When the constables drove away with Haikal, DeNapoli said he and school officials began calling law enforcement agencies to find out if they had any information on what had just happened.
DeNapoli said Brockton Police had not been informed of anything the Loomis’ were doing and neither had State Police.
DeNapoli said when the Plymouth County Sheriff’s Office was contacted a secretary told school officials that indeed the Loomis’ were hired to arrest Haikal.
Jerold Loomis was an integral player in Bobby Brown’s high profile arrest, which took place at Attleboro High School and included Loomis, local police and sheriffs.
Loomis also has been prominently highlighted in a news article by the Boston Herald in 2005 and an in-depth report by The Patriot Ledger in 2004 about the hunt for dead beat fathers.
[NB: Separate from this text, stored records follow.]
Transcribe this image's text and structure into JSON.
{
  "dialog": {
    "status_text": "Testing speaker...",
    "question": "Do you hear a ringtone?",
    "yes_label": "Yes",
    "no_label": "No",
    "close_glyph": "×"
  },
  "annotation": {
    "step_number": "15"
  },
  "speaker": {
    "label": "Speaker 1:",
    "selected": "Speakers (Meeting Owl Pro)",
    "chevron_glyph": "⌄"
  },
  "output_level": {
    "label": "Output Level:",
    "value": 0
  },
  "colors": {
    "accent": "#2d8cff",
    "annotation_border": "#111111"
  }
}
The Herald called Loomis the gun-toting, “dead beat dad bounty hunter.”
In the same Herald article Loomis told the newspaper he has captured dead beat dads in many places including weddings, funerals, work places, exiting flights at Logan Airport and hiding in ceilings and under beds.
“Do you think they would do that if that was their child’s school,” DeNapoli asked. “They’re cowboys—they should be in another line of work,” he said.
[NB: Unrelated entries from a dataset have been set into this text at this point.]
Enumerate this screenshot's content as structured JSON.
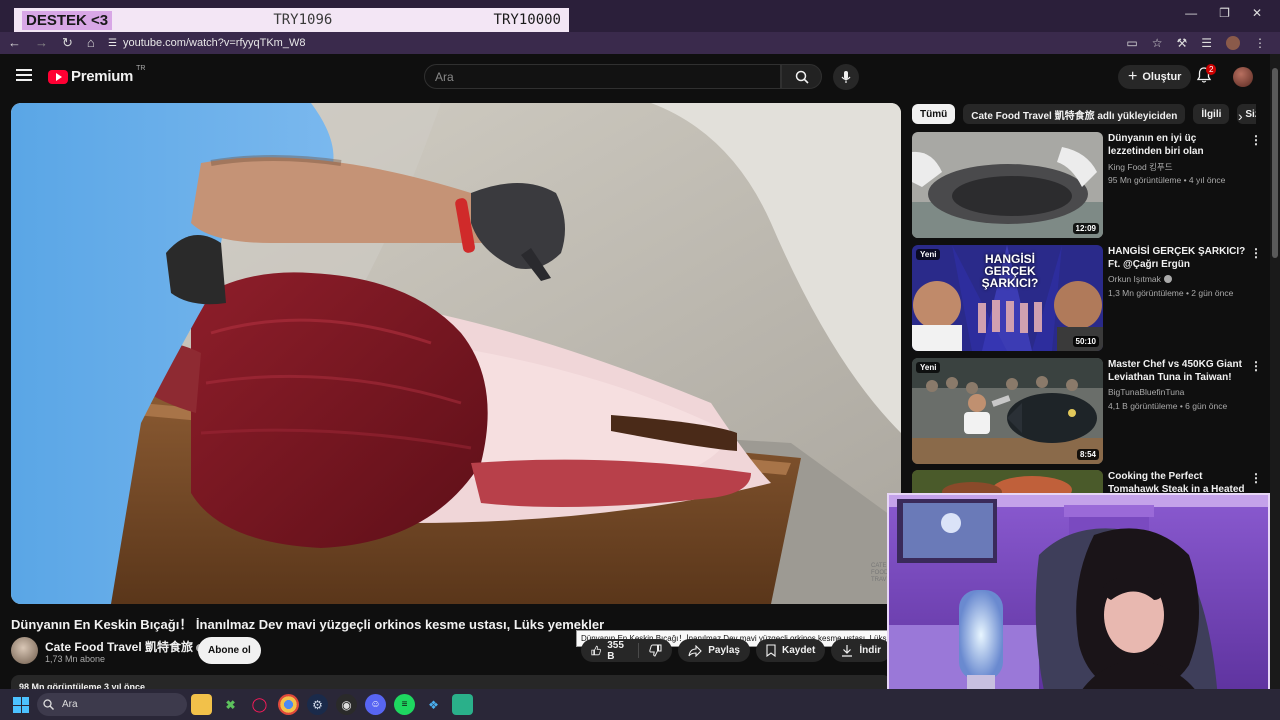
{
  "overlay": {
    "donation_label": "DESTEK <3",
    "donation_current": "TRY1096",
    "donation_goal": "TRY10000"
  },
  "browser": {
    "url": "youtube.com/watch?v=rfyyqTKm_W8"
  },
  "header": {
    "logo_text": "Premium",
    "country": "TR",
    "search_placeholder": "Ara",
    "create_label": "Oluştur",
    "notifications_count": "2"
  },
  "video": {
    "title": "Dünyanın En Keskin Bıçağı！ İnanılmaz Dev mavi yüzgeçli orkinos kesme ustası, Lüks yemekler",
    "tooltip": "Dünyanın En Keskin Bıçağı！İnanılmaz Dev mavi yüzgeçli orkinos kesme ustası, Lüks yemekler",
    "watermark": "CATE FOOD TRAVEL",
    "channel": "Cate Food Travel 凱特食旅",
    "subscribers": "1,73 Mn abone",
    "subscribe_label": "Abone ol",
    "likes": "355 B",
    "share_label": "Paylaş",
    "save_label": "Kaydet",
    "download_label": "İndir",
    "views_partial": "98 Mn görüntüleme  3 yıl önce"
  },
  "chips": [
    "Tümü",
    "Cate Food Travel 凱特食旅 adlı yükleyiciden",
    "İlgili",
    "Size"
  ],
  "recommendations": [
    {
      "title": "Dünyanın en iyi üç lezzetinden biri olan havyarın yapım süreci...",
      "channel": "King Food 킹푸드",
      "meta": "95 Mn görüntüleme • 4 yıl önce",
      "duration": "12:09",
      "tag": "",
      "verified": false
    },
    {
      "title": "HANGİSİ GERÇEK ŞARKICI? Ft. @Çağrı Ergün",
      "channel": "Orkun Işıtmak",
      "meta": "1,3 Mn görüntüleme • 2 gün önce",
      "duration": "50:10",
      "tag": "Yeni",
      "verified": true,
      "thumb_text": "HANGİSİ GERÇEK ŞARKICI?"
    },
    {
      "title": "Master Chef vs 450KG Giant Leviathan Tuna in Taiwan! 職...",
      "channel": "BigTunaBluefinTuna",
      "meta": "4,1 B görüntüleme • 6 gün önce",
      "duration": "8:54",
      "tag": "Yeni",
      "verified": false
    },
    {
      "title": "Cooking the Perfect Tomahawk Steak in a Heated Forest Roc...",
      "channel": "",
      "meta": "",
      "duration": "",
      "tag": "",
      "verified": false
    }
  ],
  "taskbar": {
    "search_placeholder": "Ara"
  }
}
On Wednesday morning, DeNapoli said, school officials consoled Haikal’s two sons, who had no idea what had happened to their father and were devastated by the incident.
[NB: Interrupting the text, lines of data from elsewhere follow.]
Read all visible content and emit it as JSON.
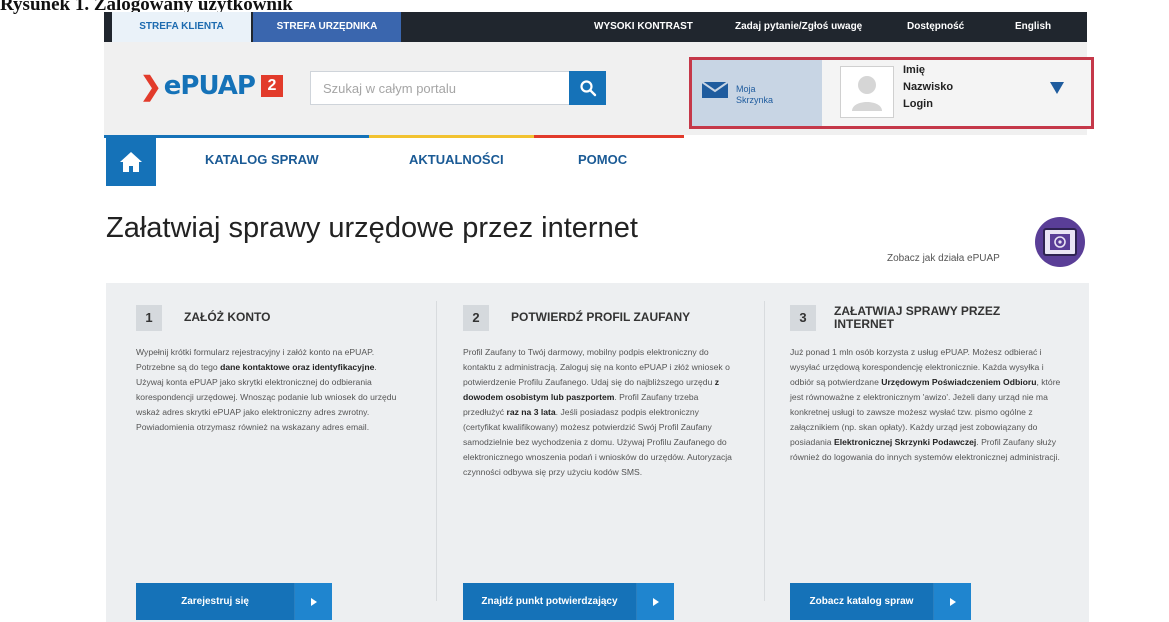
{
  "caption": "Rysunek 1. Zalogowany użytkownik",
  "topbar": {
    "tab_client": "STREFA KLIENTA",
    "tab_official": "STREFA URZĘDNIKA",
    "links": [
      "WYSOKI KONTRAST",
      "Zadaj pytanie/Zgłoś uwagę",
      "Dostępność",
      "English"
    ]
  },
  "header": {
    "logo_text": "ePUAP",
    "logo_badge": "2",
    "search_placeholder": "Szukaj w całym portalu",
    "mailbox_label_1": "Moja",
    "mailbox_label_2": "Skrzynka",
    "user_first": "Imię",
    "user_last": "Nazwisko",
    "user_login": "Login"
  },
  "nav": {
    "items": [
      "KATALOG SPRAW",
      "AKTUALNOŚCI",
      "POMOC"
    ]
  },
  "main": {
    "title": "Załatwiaj sprawy urzędowe przez internet",
    "how_link": "Zobacz jak działa ePUAP"
  },
  "steps": [
    {
      "number": "1",
      "title": "ZAŁÓŻ KONTO",
      "body_1": "Wypełnij krótki formularz rejestracyjny i załóż konto na ePUAP. Potrzebne są do tego ",
      "body_bold_1": "dane kontaktowe oraz identyfikacyjne",
      "body_2": ". Używaj konta ePUAP jako skrytki elektronicznej do odbierania korespondencji urzędowej. Wnosząc podanie lub wniosek do urzędu wskaż adres skrytki ePUAP jako elektroniczny adres zwrotny. Powiadomienia otrzymasz również na wskazany adres email.",
      "button": "Zarejestruj się"
    },
    {
      "number": "2",
      "title": "POTWIERDŹ PROFIL ZAUFANY",
      "body_1": "Profil Zaufany to Twój darmowy, mobilny podpis elektroniczny do kontaktu z administracją. Zaloguj się na konto ePUAP i złóż wniosek o potwierdzenie Profilu Zaufanego. Udaj się do najbliższego urzędu ",
      "body_bold_1": "z dowodem osobistym lub paszportem",
      "body_2": ". Profil Zaufany trzeba przedłużyć ",
      "body_bold_2": "raz na 3 lata",
      "body_3": ". Jeśli posiadasz podpis elektroniczny (certyfikat kwalifikowany) możesz potwierdzić Swój Profil Zaufany samodzielnie bez wychodzenia z domu. Używaj Profilu Zaufanego do elektronicznego wnoszenia podań i wniosków do urzędów. Autoryzacja czynności odbywa się przy użyciu kodów SMS.",
      "button": "Znajdź punkt potwierdzający"
    },
    {
      "number": "3",
      "title_1": "ZAŁATWIAJ SPRAWY PRZEZ",
      "title_2": "INTERNET",
      "body_1": "Już ponad 1 mln osób korzysta z usług ePUAP. Możesz odbierać i wysyłać urzędową korespondencję elektronicznie. Każda wysyłka i odbiór są potwierdzane ",
      "body_bold_1": "Urzędowym Poświadczeniem Odbioru",
      "body_2": ", które jest równoważne z elektronicznym 'awizo'. Jeżeli dany urząd nie ma konkretnej usługi to zawsze możesz wysłać tzw. pismo ogólne z załącznikiem (np. skan opłaty). Każdy urząd jest zobowiązany do posiadania ",
      "body_bold_2": "Elektronicznej Skrzynki Podawczej",
      "body_3": ". Profil Zaufany służy również do logowania do innych systemów elektronicznej administracji.",
      "button": "Zobacz katalog spraw"
    }
  ],
  "colors": {
    "brand_blue": "#1572b8",
    "topbar_dark": "#20262e",
    "highlight_red": "#c53849",
    "stripe_blue": "#1572b8",
    "stripe_yellow": "#f2c230",
    "stripe_red": "#e23b2b"
  },
  "icons": [
    "search-icon",
    "mail-icon",
    "avatar-icon",
    "dropdown-arrow-icon",
    "home-icon",
    "film-icon",
    "arrow-right-icon"
  ]
}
“I told them he’s OK,” DeNapoli said.
DeNapoli said Haikal’s situation is complicated and Haikal needs to deal with the issues, but to have the arrest take place the way it did Tuesday morning, on school grounds, not only in front of Haikal’s children, but also hundreds of other innocent bystanders, the Loomis’ put everyone in danger.
“What happens if the car rolls forward and the gun goes off? Somebody could have been hurt or killed,” DeNapoli said. “George isn’t a murderer. He’s not a criminal. This could have been handled in a much different way,” he said.
Also, DeNapoli said, he can predict what Loomis might say about the incident and why he pulled his gun.
"He's going to say his life was in danger from George's car, but I was right next to him," DeNapoli said. "What's George going to do, run me over, too," DeNapoli said, adding Haikal was asking DeNapoli for help from the constables and doesn't believe Haikal was trying to injure anyone when the car lunged forward.
"Was my life in danger? No. I was worried about the gun, not George's car," DeNapoli said.
Brockton Police Chief William Conlon told Thursday that he is working with the Plymouth County District Attorney’s Office to investigate the Loomis’ actions and possible repurcussions.
Like DeNapoli, Conlon said the pair could have done a number of things besides what took place Tuesday.
“There seemed to be a lack of judgment,” Conlon said Thursday.

1 comment:

deputydasilva said...

Who is this DeNapoli person? Let me tell you from a police officer standpoint. What Mr DeNapoli perceives as a threat is totally different that what a trained officer perceives. I believe it also could have been handled different but I also know that Mr. DeNapoli should have minded his own business. He stated that he saw the guns and he saw the badges. At this point he should have kept his distance and not interfered with two officers trying to arrest someone. Maybe it was Mr. DeNapoli that caused the suspect to become distracted and not listen to the commands of the officers. Maybe if Mr. DeNapoli had not gotten involved then the suspect would have obeyed the commands and they wouldn't have had to draw their weapons.
Mr. DeNapoli, I suggest in the future you leave the law enforcement to the officers and stick to your job or maybe next time the suspect comes out shooting and you catch one between the eyes.